See, one of the great things about freelancing is that I'm never, technically, unemployed. I always have some project on my desk. But on the other hand, these days I'm not fully employed, either, and it's a problem.

I have been pitching, pitching, pitching, and last week I sent out about 20 resumes for various part-time and freelancing jobs. I hope something bears fruit soon.

2- I've been taking a Travel Writing class with I signed up (and paid) for this before I realized how much I really can't afford it. It's interesting and useful, and will lead to more pitches in the future, but I'm not quite getting out of it what I hoped to get. There's still one week left, so I hope the instructor will answer the questions I've been bugging him to answer.

3- The health care issue in America is really moving, eh? I've been paying attention with about 75% of an ear. I love, love, love the highly socialized medical system in Israel, and have been happy to tell Americans why when they ask me (which many have), but other than that I don't consider it much of my business, except insofar as I care about Americans and America and want what is best for the country. Oh, and I care about my tax dollars, which, yes, I still pay to America every year like a good citizen (who is taking a chance on Social Security still being there in 30 years).

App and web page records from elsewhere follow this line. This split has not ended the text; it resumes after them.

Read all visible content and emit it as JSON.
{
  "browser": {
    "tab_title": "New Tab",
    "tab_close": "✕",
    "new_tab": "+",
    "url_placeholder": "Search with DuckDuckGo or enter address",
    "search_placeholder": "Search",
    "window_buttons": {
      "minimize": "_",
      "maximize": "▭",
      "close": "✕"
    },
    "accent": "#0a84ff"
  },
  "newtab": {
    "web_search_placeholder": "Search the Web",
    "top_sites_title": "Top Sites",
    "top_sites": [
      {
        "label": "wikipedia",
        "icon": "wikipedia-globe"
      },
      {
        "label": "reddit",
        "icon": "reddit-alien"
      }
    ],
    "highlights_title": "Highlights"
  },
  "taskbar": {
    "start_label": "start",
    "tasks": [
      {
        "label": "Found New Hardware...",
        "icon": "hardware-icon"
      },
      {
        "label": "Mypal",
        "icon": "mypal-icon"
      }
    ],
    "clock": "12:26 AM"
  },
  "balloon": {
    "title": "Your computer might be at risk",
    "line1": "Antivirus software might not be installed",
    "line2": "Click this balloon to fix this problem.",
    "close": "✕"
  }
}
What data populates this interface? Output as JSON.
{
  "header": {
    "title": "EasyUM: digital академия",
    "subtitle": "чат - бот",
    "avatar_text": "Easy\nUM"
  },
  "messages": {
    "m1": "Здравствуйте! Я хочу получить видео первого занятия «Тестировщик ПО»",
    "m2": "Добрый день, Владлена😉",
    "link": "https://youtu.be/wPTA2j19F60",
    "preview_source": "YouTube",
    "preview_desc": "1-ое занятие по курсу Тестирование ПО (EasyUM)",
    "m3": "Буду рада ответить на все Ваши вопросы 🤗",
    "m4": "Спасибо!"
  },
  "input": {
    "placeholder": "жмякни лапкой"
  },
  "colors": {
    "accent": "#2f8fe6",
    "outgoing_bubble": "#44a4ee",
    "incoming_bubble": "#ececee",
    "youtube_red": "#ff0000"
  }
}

I do have opinions though, and now I will share one: the most important difference between the House version and the Senate version is that the House's version makes insurance companies accountable under anti-trust laws.

The price fixing and other financial shenanigans that currently go on are absolutely one of the worst aspects of American healthcare. It is horrible for hospitals, and horrible for patients. This aspect of the House bill is very important and I hope that it goes through into law.

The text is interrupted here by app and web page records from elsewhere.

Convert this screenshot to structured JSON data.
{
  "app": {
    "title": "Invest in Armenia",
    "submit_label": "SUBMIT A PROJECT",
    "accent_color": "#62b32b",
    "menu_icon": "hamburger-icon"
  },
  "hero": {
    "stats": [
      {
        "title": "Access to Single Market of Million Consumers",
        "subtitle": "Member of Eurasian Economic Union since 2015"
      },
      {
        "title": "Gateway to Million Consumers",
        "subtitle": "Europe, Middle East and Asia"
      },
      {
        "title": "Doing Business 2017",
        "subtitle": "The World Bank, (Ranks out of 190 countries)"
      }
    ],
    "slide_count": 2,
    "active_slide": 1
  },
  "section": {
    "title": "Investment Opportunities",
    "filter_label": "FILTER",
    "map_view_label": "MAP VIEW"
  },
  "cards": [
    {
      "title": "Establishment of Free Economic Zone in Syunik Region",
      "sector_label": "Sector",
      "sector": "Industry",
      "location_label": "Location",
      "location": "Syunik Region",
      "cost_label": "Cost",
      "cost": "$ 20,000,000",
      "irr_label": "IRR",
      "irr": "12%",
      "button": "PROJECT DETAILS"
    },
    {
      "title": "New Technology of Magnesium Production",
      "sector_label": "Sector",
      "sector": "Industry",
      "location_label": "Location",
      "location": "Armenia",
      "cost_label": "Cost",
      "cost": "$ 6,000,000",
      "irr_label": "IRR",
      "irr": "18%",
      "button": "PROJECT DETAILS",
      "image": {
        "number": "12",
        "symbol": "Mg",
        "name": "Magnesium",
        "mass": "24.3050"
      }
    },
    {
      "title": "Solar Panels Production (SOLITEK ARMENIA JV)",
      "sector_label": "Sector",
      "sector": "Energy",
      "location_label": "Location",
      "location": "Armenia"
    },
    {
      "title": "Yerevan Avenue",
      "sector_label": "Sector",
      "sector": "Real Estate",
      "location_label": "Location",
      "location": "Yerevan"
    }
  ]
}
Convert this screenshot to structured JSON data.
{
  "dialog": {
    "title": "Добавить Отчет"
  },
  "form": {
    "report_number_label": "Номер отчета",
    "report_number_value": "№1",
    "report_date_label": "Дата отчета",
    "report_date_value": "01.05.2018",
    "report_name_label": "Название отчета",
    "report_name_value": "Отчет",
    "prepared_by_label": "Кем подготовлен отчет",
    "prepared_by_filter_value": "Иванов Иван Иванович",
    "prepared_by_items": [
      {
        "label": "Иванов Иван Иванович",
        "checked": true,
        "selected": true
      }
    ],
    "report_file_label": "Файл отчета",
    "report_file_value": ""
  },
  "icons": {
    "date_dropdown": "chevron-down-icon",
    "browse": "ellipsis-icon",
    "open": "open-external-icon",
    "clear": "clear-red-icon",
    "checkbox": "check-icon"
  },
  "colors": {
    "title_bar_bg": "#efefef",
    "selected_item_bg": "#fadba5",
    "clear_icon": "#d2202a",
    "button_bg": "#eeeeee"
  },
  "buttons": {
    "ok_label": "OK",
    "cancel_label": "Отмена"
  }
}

Another nice thing would be if the bill mandated that insurance companies would have to pay the full amounts owed under their contracts, and that they must do so within a certain amount of time after a claim. Perhaps this is already included, but I'm not familiar enough with anti-trust laws to know that. I'm guessing not. I hope that over the next few years this is something that will be tweaked.

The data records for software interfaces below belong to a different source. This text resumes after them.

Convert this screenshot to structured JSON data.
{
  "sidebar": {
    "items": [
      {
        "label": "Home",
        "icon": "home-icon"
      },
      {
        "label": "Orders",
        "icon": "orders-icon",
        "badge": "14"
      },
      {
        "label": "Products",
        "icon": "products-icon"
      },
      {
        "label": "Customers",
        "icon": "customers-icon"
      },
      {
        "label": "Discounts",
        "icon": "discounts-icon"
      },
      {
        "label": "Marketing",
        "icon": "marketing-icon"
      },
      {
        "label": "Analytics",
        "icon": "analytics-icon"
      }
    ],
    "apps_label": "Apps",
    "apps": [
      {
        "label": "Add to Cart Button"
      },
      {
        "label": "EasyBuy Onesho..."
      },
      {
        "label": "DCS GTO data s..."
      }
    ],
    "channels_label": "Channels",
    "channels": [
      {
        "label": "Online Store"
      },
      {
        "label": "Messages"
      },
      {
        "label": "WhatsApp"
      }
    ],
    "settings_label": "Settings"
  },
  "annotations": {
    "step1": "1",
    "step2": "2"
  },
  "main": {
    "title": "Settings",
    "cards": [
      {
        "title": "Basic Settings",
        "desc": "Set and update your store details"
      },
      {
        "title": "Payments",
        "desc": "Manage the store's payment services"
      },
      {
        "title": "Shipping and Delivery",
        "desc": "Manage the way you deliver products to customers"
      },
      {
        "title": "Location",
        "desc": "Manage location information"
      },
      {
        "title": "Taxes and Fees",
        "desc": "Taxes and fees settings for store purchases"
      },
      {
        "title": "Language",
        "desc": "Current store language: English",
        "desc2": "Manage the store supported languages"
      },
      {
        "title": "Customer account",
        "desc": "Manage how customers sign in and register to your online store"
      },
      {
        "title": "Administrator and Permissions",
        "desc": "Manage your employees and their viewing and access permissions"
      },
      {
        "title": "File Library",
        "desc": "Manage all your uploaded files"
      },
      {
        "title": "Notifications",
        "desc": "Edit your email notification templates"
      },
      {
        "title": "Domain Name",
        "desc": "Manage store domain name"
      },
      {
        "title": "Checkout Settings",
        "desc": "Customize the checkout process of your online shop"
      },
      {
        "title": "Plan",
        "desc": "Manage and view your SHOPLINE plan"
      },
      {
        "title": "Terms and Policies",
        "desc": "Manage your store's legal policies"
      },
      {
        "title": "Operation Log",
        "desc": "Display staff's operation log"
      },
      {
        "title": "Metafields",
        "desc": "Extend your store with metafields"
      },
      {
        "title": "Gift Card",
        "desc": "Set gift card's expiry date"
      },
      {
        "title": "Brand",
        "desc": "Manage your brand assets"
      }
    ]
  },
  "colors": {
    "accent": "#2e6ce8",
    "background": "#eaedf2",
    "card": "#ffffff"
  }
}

4- I've become addicted to House, MD. I've watched every episode, in order, in seasons 1-4. I'll rent season 5 as soon as it's available; apparently everyone in the German Colony wants to rent it. If anyone can recommend a way to download these thing a) legally and b) in Israel, please let me know. Please, no recommendations from America saying "try X or Y." I want recommendations from people who have done the downloading from an Israeli ISP.

5- I'm angry at Delta. You remember that when I returned from New York to Israel in September, I had a 12 hour delay? At the airport they gave out $100 vouchers. Later I complained by mail and they gave me a second $100 voucher. OK, $200, that's not so bad. But the fine print says I can use the vouchers only if I buy my tickets on, where the prices are higher than at, say, Expedia. I've been researching tickets to see my parents for Passover, and here's what I found: For the same price, I can buy a Delta ticket or a flight on Swiss Air. Which would YOU pick? Duh! So, basically, the vouchers are useless and I'm not really getting any sort of compensation from Delta at all.

6- Been reading Land's End: A Walk in Provincetown, by Michael Cunningham, author of The Hours. Fantastic book. I bought it after an interesting conversation with my roommate, which went something like this:

Sarah: . . . and when I was little my parents took us a couple of times to Provincetown on the Harbor Cruise.

Liza: Your parents took you to Provincetown?

Sarah: Yeah.

Liza: Your parents?

Sarah: Yeah, what's so strange about it?

Liza: It's just that Provincetown in a gay nightclub scene. A party town.

Sarah: No, it's not. It's a family magnet with kitchy tourist shops and ice cream.

Liza: No . . . it's a gay party scene. I've been there with friends.

Sarah: I'm telling you, we walked around in the summer air and bought chachkas and ate ice cream, and there were plenty of other families with kids so it definitely wasn't just us.

Liza: Wait a second. You were there during the day?

And this is how we discovered that I, having been to Provincetown only during daylight hours, had seen a completely different town from Liza, who had been there only at night.